*Task to complete*
Take each line of the data that contains the string "Application" and copy it.

Data items
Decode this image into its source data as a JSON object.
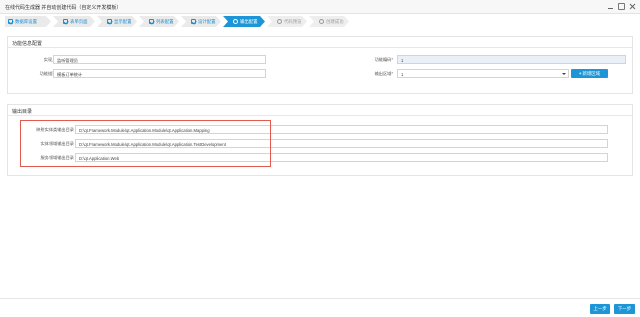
{
  "window": {
    "title": "在线代码生成器 并自动创建代码（自定义开发模板）",
    "controls": [
      "minimize-icon",
      "maximize-icon",
      "close-icon"
    ]
  },
  "steps": [
    {
      "label": "数据库设置",
      "state": "done",
      "icon": "check-icon"
    },
    {
      "label": "表单页面",
      "state": "done",
      "icon": "check-icon"
    },
    {
      "label": "显示配置",
      "state": "done",
      "icon": "check-icon"
    },
    {
      "label": "列表配置",
      "state": "done",
      "icon": "check-icon"
    },
    {
      "label": "设计配置",
      "state": "done",
      "icon": "check-icon"
    },
    {
      "label": "输出配置",
      "state": "active",
      "icon": "gear-icon"
    },
    {
      "label": "代码预览",
      "state": "future",
      "icon": "circle-icon"
    },
    {
      "label": "创建成功",
      "state": "future",
      "icon": "circle-icon"
    }
  ],
  "function_panel": {
    "header": "功能信息配置",
    "fields": {
      "class_name_label": "实现入*",
      "class_name_value": "监听管理员",
      "function_desc_label": "功能描述*",
      "function_desc_value": "模板订单统计",
      "function_code_label": "功能编码*",
      "function_code_value": "1",
      "output_area_label": "输出区域*",
      "output_area_value": "1",
      "add_area_button": "新增区域"
    }
  },
  "output_panel": {
    "header": "输出目录",
    "rows": [
      {
        "label": "映射实体类输出目录",
        "value": "D:\\qt.Framework.Module\\qt.Application.Module\\qt.Application.Mapping"
      },
      {
        "label": "实体领域输出目录",
        "value": "D:\\qt.Framework.Module\\qt.Application.Module\\qt.Application.TestDevelopment"
      },
      {
        "label": "服务领域输出目录",
        "value": "D:\\qt.Application.Web"
      }
    ]
  },
  "footer": {
    "prev_button": "上一步",
    "next_button": "下一步"
  },
  "colors": {
    "accent": "#1d96d8",
    "highlight_box": "#e05a4f"
  }
}
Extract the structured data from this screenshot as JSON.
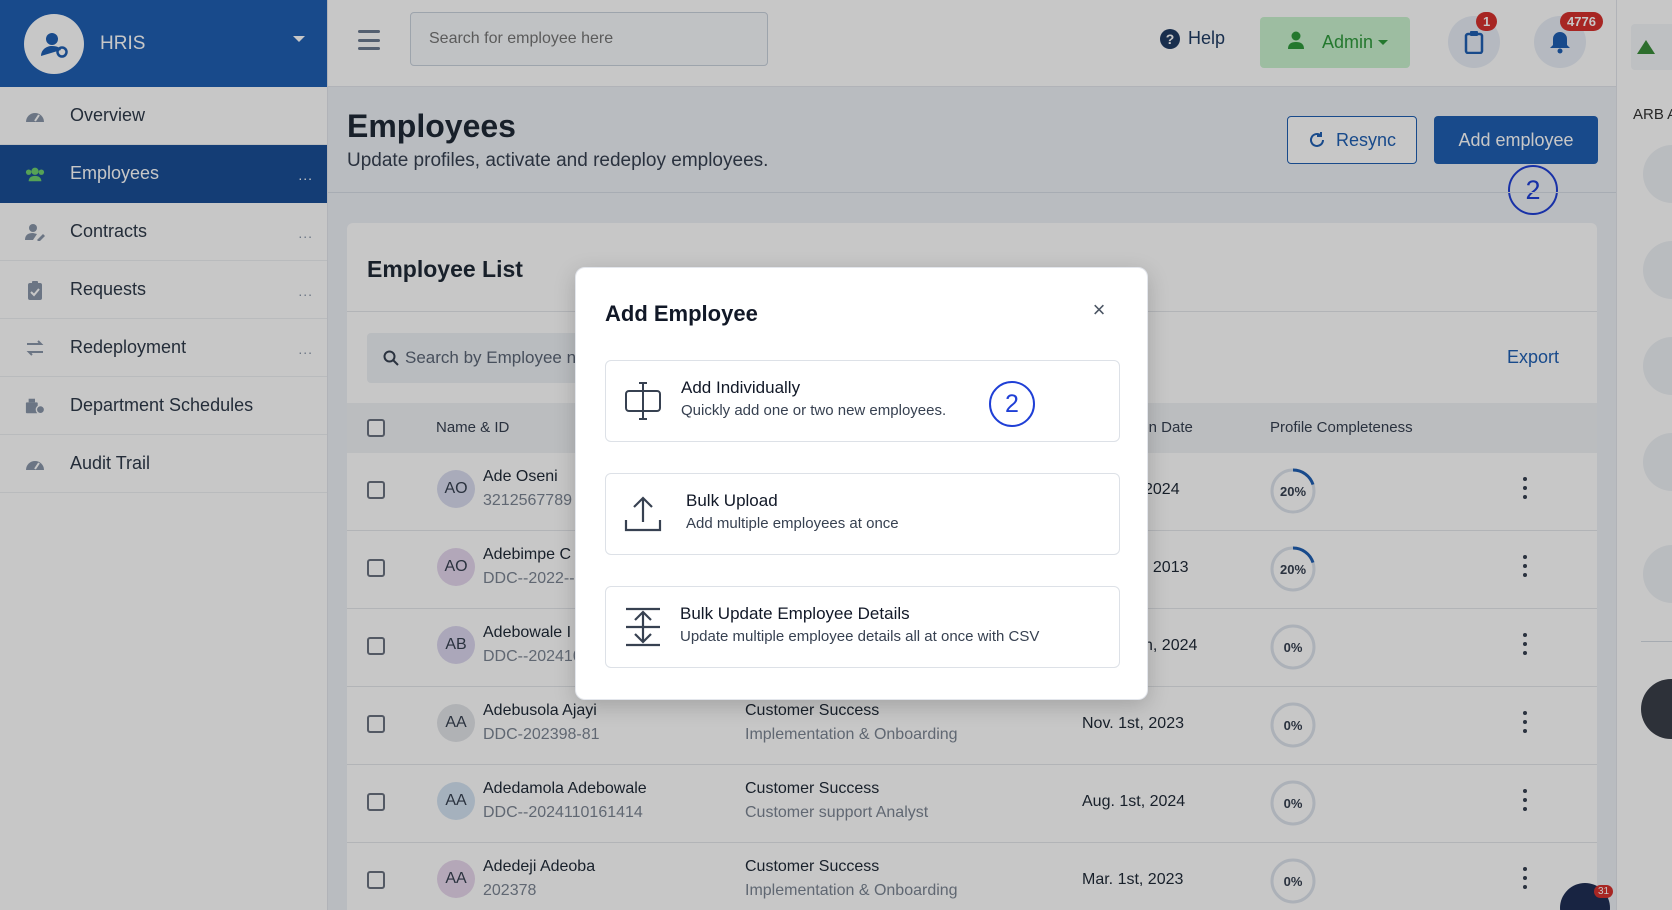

*Solution below*
        "value": "D:\\qt.Framework.Module\\qt.Application.Module\\qt.Application.Mapping"
        "value": "D:\\qt.Framework.Module\\qt.Application.Module\\qt.Application.TestDevelopment"
        "value": "D:\\qt.Application.Web"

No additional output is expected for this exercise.